## Exercise description
Your answer must be an exact copy of the records below, with no pictures in it.

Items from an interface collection
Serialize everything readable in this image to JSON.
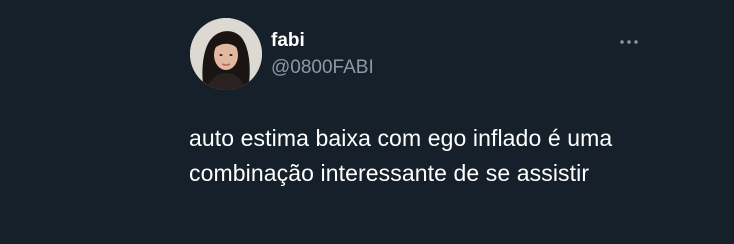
{
  "tweet": {
    "author": {
      "display_name": "fabi",
      "handle": "@0800FABI"
    },
    "text": "auto estima baixa com ego inflado é uma combinação interessante de se assistir",
    "more_icon": "more-horizontal-icon"
  },
  "colors": {
    "background": "#15202b",
    "primary_text": "#ffffff",
    "secondary_text": "#8b98a5"
  }
}
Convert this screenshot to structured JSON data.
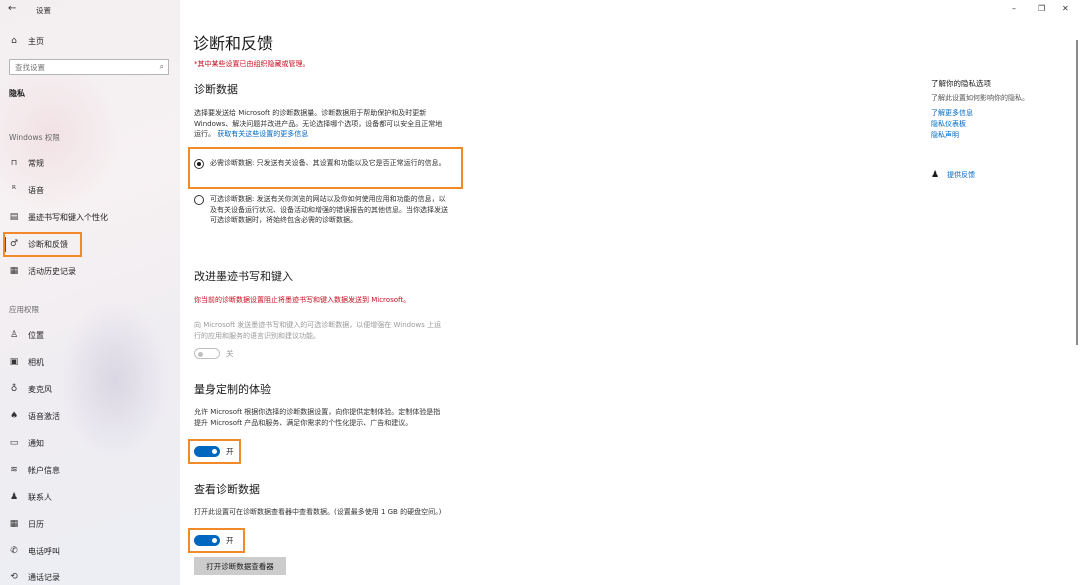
{
  "window": {
    "title": "设置",
    "back_glyph": "←",
    "minimize": "–",
    "restore": "❐",
    "close": "✕"
  },
  "sidebar": {
    "home": "主页",
    "search_placeholder": "查找设置",
    "section": "隐私",
    "windows_perms_header": "Windows 权限",
    "windows_items": [
      {
        "label": "常规",
        "icon": "lock-icon",
        "glyph": "🔒"
      },
      {
        "label": "语音",
        "icon": "speech-icon",
        "glyph": "ᴿ"
      },
      {
        "label": "墨迹书写和键入个性化",
        "icon": "notepad-icon",
        "glyph": "▤"
      },
      {
        "label": "诊断和反馈",
        "icon": "feedback-icon",
        "glyph": "♂"
      },
      {
        "label": "活动历史记录",
        "icon": "history-icon",
        "glyph": "▦"
      }
    ],
    "app_perms_header": "应用权限",
    "app_items": [
      {
        "label": "位置",
        "icon": "location-icon",
        "glyph": "♙"
      },
      {
        "label": "相机",
        "icon": "camera-icon",
        "glyph": "▣"
      },
      {
        "label": "麦克风",
        "icon": "microphone-icon",
        "glyph": "♁"
      },
      {
        "label": "语音激活",
        "icon": "voice-activation-icon",
        "glyph": "♠"
      },
      {
        "label": "通知",
        "icon": "notification-icon",
        "glyph": "▭"
      },
      {
        "label": "帐户信息",
        "icon": "account-info-icon",
        "glyph": "≋"
      },
      {
        "label": "联系人",
        "icon": "contacts-icon",
        "glyph": "♟"
      },
      {
        "label": "日历",
        "icon": "calendar-icon",
        "glyph": "▦"
      },
      {
        "label": "电话呼叫",
        "icon": "phone-icon",
        "glyph": "✆"
      },
      {
        "label": "通话记录",
        "icon": "call-history-icon",
        "glyph": "⟲"
      }
    ]
  },
  "main": {
    "title": "诊断和反馈",
    "org_note": "*其中某些设置已由组织隐藏或管理。",
    "diag": {
      "heading": "诊断数据",
      "desc": "选择要发送给 Microsoft 的诊断数据量。诊断数据用于帮助保护和及时更新 Windows、解决问题并改进产品。无论选择哪个选项，设备都可以安全且正常地运行。",
      "link": "获取有关这些设置的更多信息",
      "required": "必需诊断数据: 只发送有关设备、其设置和功能以及它是否正常运行的信息。",
      "optional": "可选诊断数据: 发送有关你浏览的网站以及你如何使用应用和功能的信息，以及有关设备运行状况、设备活动和增强的错误报告的其他信息。当你选择发送可选诊断数据时，将始终包含必需的诊断数据。"
    },
    "inking": {
      "heading": "改进墨迹书写和键入",
      "warning": "你当前的诊断数据设置阻止将墨迹书写和键入数据发送到 Microsoft。",
      "desc": "向 Microsoft 发送墨迹书写和键入的可选诊断数据，以便增强在 Windows 上运行的应用和服务的语言识别和建议功能。",
      "toggle_label": "关"
    },
    "tailored": {
      "heading": "量身定制的体验",
      "desc": "允许 Microsoft 根据你选择的诊断数据设置，向你提供定制体验。定制体验是指提升 Microsoft 产品和服务、满足你需求的个性化提示、广告和建议。",
      "toggle_label": "开"
    },
    "viewer": {
      "heading": "查看诊断数据",
      "desc": "打开此设置可在诊断数据查看器中查看数据。(设置最多使用 1 GB 的硬盘空间。)",
      "toggle_label": "开",
      "button": "打开诊断数据查看器"
    }
  },
  "right": {
    "heading": "了解你的隐私选项",
    "desc": "了解此设置如何影响你的隐私。",
    "links": [
      "了解更多信息",
      "隐私仪表板",
      "隐私声明"
    ],
    "feedback": "提供反馈"
  }
}
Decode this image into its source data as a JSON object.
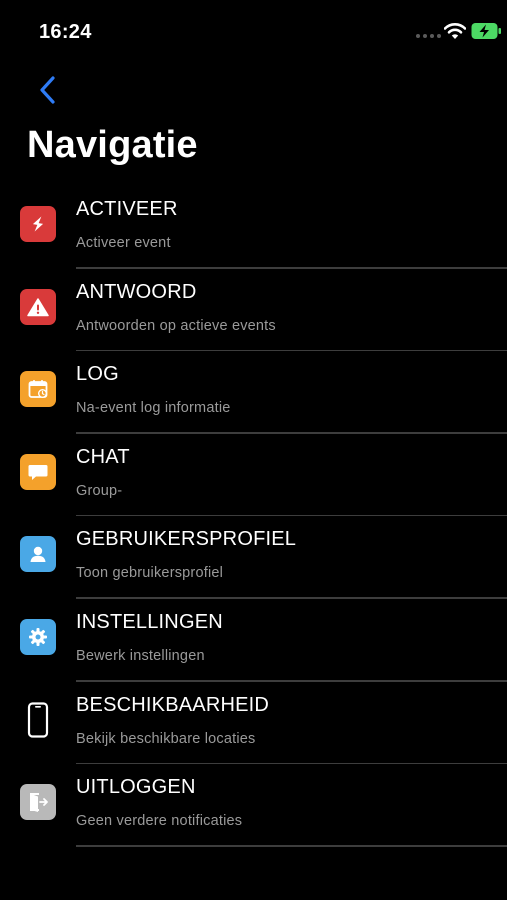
{
  "status_bar": {
    "time": "16:24"
  },
  "nav": {
    "title": "Navigatie"
  },
  "colors": {
    "accent": "#2f7cf6",
    "red": "#d93a3a",
    "orange": "#f4a12b",
    "blue": "#4aa8e6",
    "gray": "#b9b9b9",
    "battery_green": "#4cd964"
  },
  "menu": [
    {
      "title": "ACTIVEER",
      "subtitle": "Activeer event",
      "icon": "bolt-icon"
    },
    {
      "title": "ANTWOORD",
      "subtitle": "Antwoorden op actieve events",
      "icon": "warning-icon"
    },
    {
      "title": "LOG",
      "subtitle": "Na-event log informatie",
      "icon": "calendar-icon"
    },
    {
      "title": "CHAT",
      "subtitle": "Group-",
      "icon": "chat-icon"
    },
    {
      "title": "GEBRUIKERSPROFIEL",
      "subtitle": "Toon gebruikersprofiel",
      "icon": "person-icon"
    },
    {
      "title": "INSTELLINGEN",
      "subtitle": "Bewerk instellingen",
      "icon": "gear-icon"
    },
    {
      "title": "BESCHIKBAARHEID",
      "subtitle": "Bekijk beschikbare locaties",
      "icon": "phone-icon"
    },
    {
      "title": "UITLOGGEN",
      "subtitle": "Geen verdere notificaties",
      "icon": "logout-icon"
    }
  ]
}
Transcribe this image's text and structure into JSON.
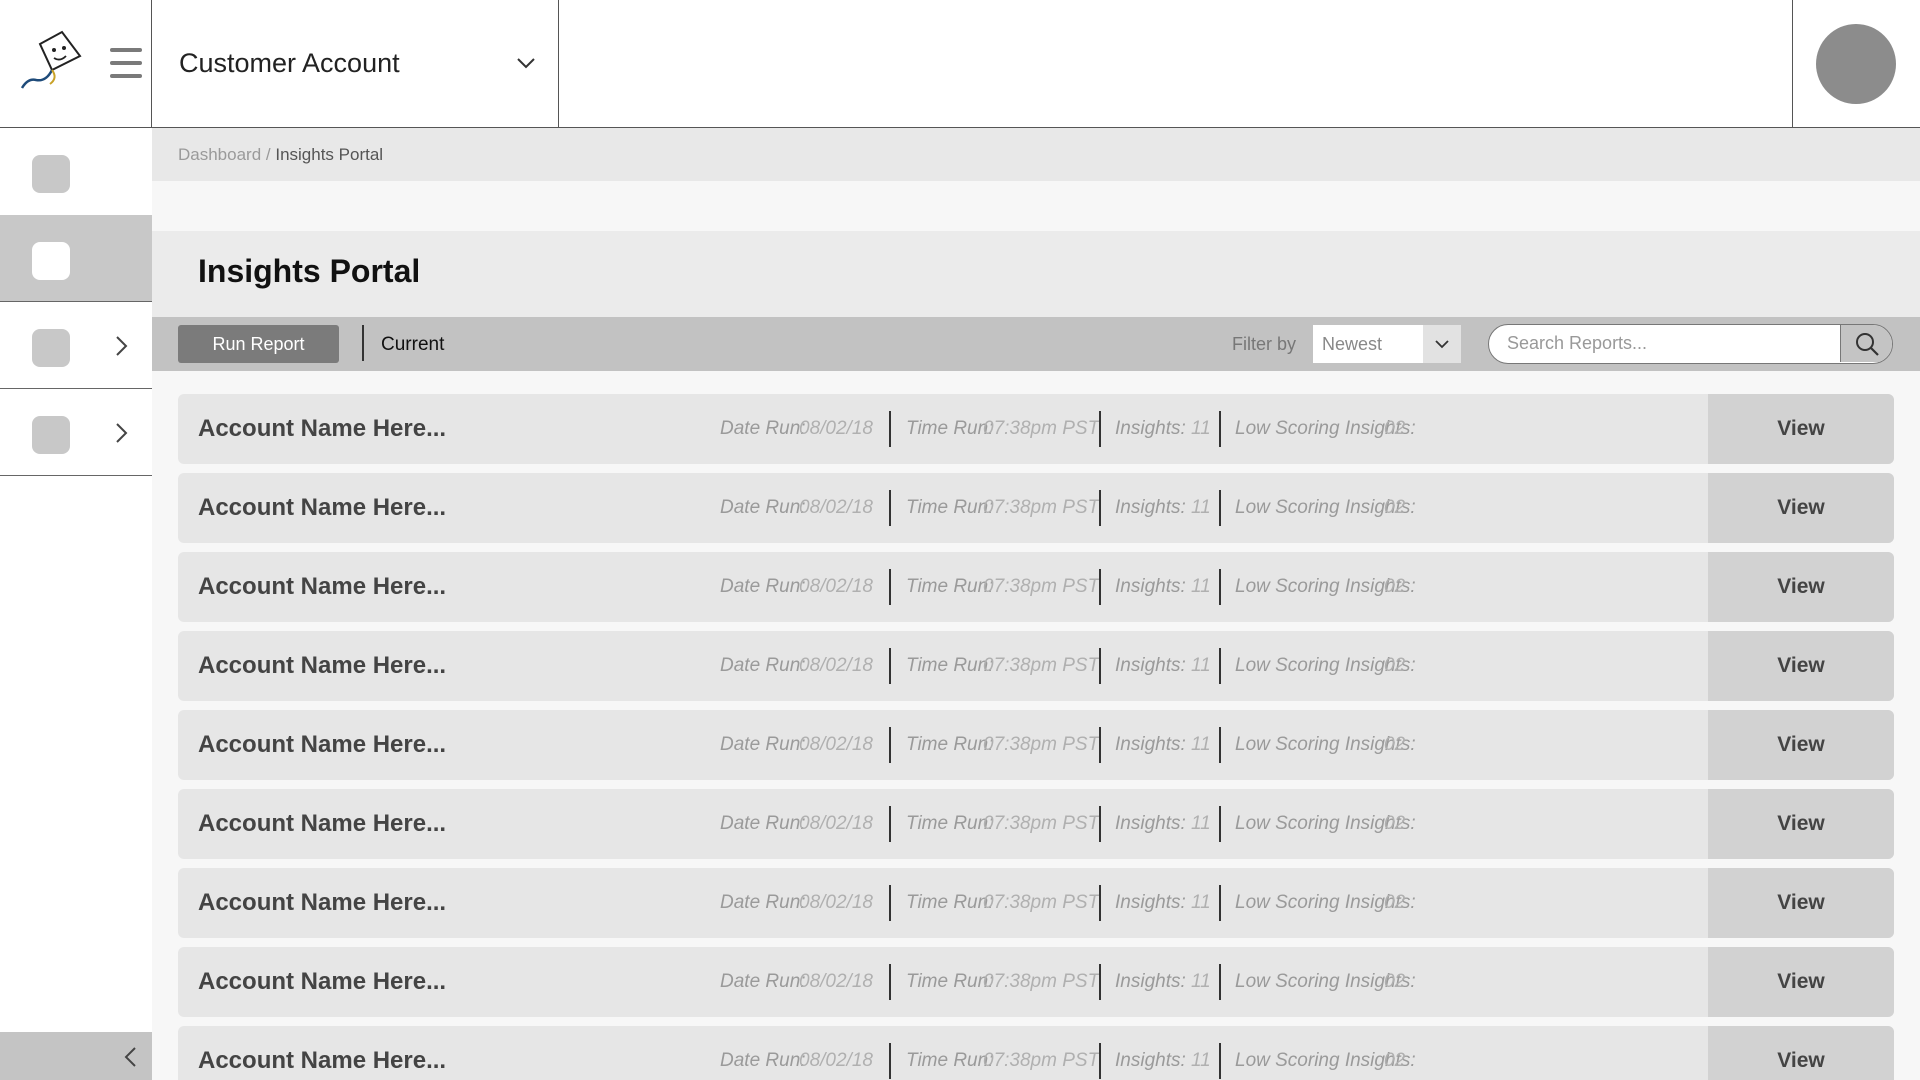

## Written answer
Serialize everything readable in this image to JSON.
{
  "tweet": {
    "author": {
      "display_name": "fabi",
      "handle": "@0800FABI"
    },
    "text": "auto estima baixa com ego inflado é uma combinação interessante de se assistir",
    "more_icon": "more-horizontal-icon"
  },
  "colors": {
    "background": "#15202b",
    "primary_text": "#ffffff",
    "secondary_text": "#8b98a5"
  }
}
Convert this screenshot to structured JSON data.
{
  "window": {
    "title": "设置",
    "back_glyph": "←",
    "minimize": "–",
    "restore": "❐",
    "close": "✕"
  },
  "sidebar": {
    "home": "主页",
    "search_placeholder": "查找设置",
    "section": "隐私",
    "windows_perms_header": "Windows 权限",
    "windows_items": [
      {
        "label": "常规",
        "icon": "lock-icon",
        "glyph": "🔒"
      },
      {
        "label": "语音",
        "icon": "speech-icon",
        "glyph": "ᴿ"
      },
      {
        "label": "墨迹书写和键入个性化",
        "icon": "notepad-icon",
        "glyph": "▤"
      },
      {
        "label": "诊断和反馈",
        "icon": "feedback-icon",
        "glyph": "♂"
      },
      {
        "label": "活动历史记录",
        "icon": "history-icon",
        "glyph": "▦"
      }
    ],
    "app_perms_header": "应用权限",
    "app_items": [
      {
        "label": "位置",
        "icon": "location-icon",
        "glyph": "♙"
      },
      {
        "label": "相机",
        "icon": "camera-icon",
        "glyph": "▣"
      },
      {
        "label": "麦克风",
        "icon": "microphone-icon",
        "glyph": "♁"
      },
      {
        "label": "语音激活",
        "icon": "voice-activation-icon",
        "glyph": "♠"
      },
      {
        "label": "通知",
        "icon": "notification-icon",
        "glyph": "▭"
      },
      {
        "label": "帐户信息",
        "icon": "account-info-icon",
        "glyph": "≋"
      },
      {
        "label": "联系人",
        "icon": "contacts-icon",
        "glyph": "♟"
      },
      {
        "label": "日历",
        "icon": "calendar-icon",
        "glyph": "▦"
      },
      {
        "label": "电话呼叫",
        "icon": "phone-icon",
        "glyph": "✆"
      },
      {
        "label": "通话记录",
        "icon": "call-history-icon",
        "glyph": "⟲"
      }
    ]
  },
  "main": {
    "title": "诊断和反馈",
    "org_note": "*其中某些设置已由组织隐藏或管理。",
    "diag": {
      "heading": "诊断数据",
      "desc": "选择要发送给 Microsoft 的诊断数据量。诊断数据用于帮助保护和及时更新 Windows、解决问题并改进产品。无论选择哪个选项，设备都可以安全且正常地运行。",
      "link": "获取有关这些设置的更多信息",
      "required": "必需诊断数据: 只发送有关设备、其设置和功能以及它是否正常运行的信息。",
      "optional": "可选诊断数据: 发送有关你浏览的网站以及你如何使用应用和功能的信息，以及有关设备运行状况、设备活动和增强的错误报告的其他信息。当你选择发送可选诊断数据时，将始终包含必需的诊断数据。"
    },
    "inking": {
      "heading": "改进墨迹书写和键入",
      "warning": "你当前的诊断数据设置阻止将墨迹书写和键入数据发送到 Microsoft。",
      "desc": "向 Microsoft 发送墨迹书写和键入的可选诊断数据，以便增强在 Windows 上运行的应用和服务的语言识别和建议功能。",
      "toggle_label": "关"
    },
    "tailored": {
      "heading": "量身定制的体验",
      "desc": "允许 Microsoft 根据你选择的诊断数据设置，向你提供定制体验。定制体验是指提升 Microsoft 产品和服务、满足你需求的个性化提示、广告和建议。",
      "toggle_label": "开"
    },
    "viewer": {
      "heading": "查看诊断数据",
      "desc": "打开此设置可在诊断数据查看器中查看数据。(设置最多使用 1 GB 的硬盘空间。)",
      "toggle_label": "开",
      "button": "打开诊断数据查看器"
    }
  },
  "right": {
    "heading": "了解你的隐私选项",
    "desc": "了解此设置如何影响你的隐私。",
    "links": [
      "了解更多信息",
      "隐私仪表板",
      "隐私声明"
    ],
    "feedback": "提供反馈"
  }
}
Decode this image into its source data as a JSON object.
{
  "status_bar": {
    "time": "16:24"
  },
  "nav": {
    "title": "Navigatie"
  },
  "colors": {
    "accent": "#2f7cf6",
    "red": "#d93a3a",
    "orange": "#f4a12b",
    "blue": "#4aa8e6",
    "gray": "#b9b9b9",
    "battery_green": "#4cd964"
  },
  "menu": [
    {
      "title": "ACTIVEER",
      "subtitle": "Activeer event",
      "icon": "bolt-icon"
    },
    {
      "title": "ANTWOORD",
      "subtitle": "Antwoorden op actieve events",
      "icon": "warning-icon"
    },
    {
      "title": "LOG",
      "subtitle": "Na-event log informatie",
      "icon": "calendar-icon"
    },
    {
      "title": "CHAT",
      "subtitle": "Group-",
      "icon": "chat-icon"
    },
    {
      "title": "GEBRUIKERSPROFIEL",
      "subtitle": "Toon gebruikersprofiel",
      "icon": "person-icon"
    },
    {
      "title": "INSTELLINGEN",
      "subtitle": "Bewerk instellingen",
      "icon": "gear-icon"
    },
    {
      "title": "BESCHIKBAARHEID",
      "subtitle": "Bekijk beschikbare locaties",
      "icon": "phone-icon"
    },
    {
      "title": "UITLOGGEN",
      "subtitle": "Geen verdere notificaties",
      "icon": "logout-icon"
    }
  ]
}
Transcribe this image's text and structure into JSON.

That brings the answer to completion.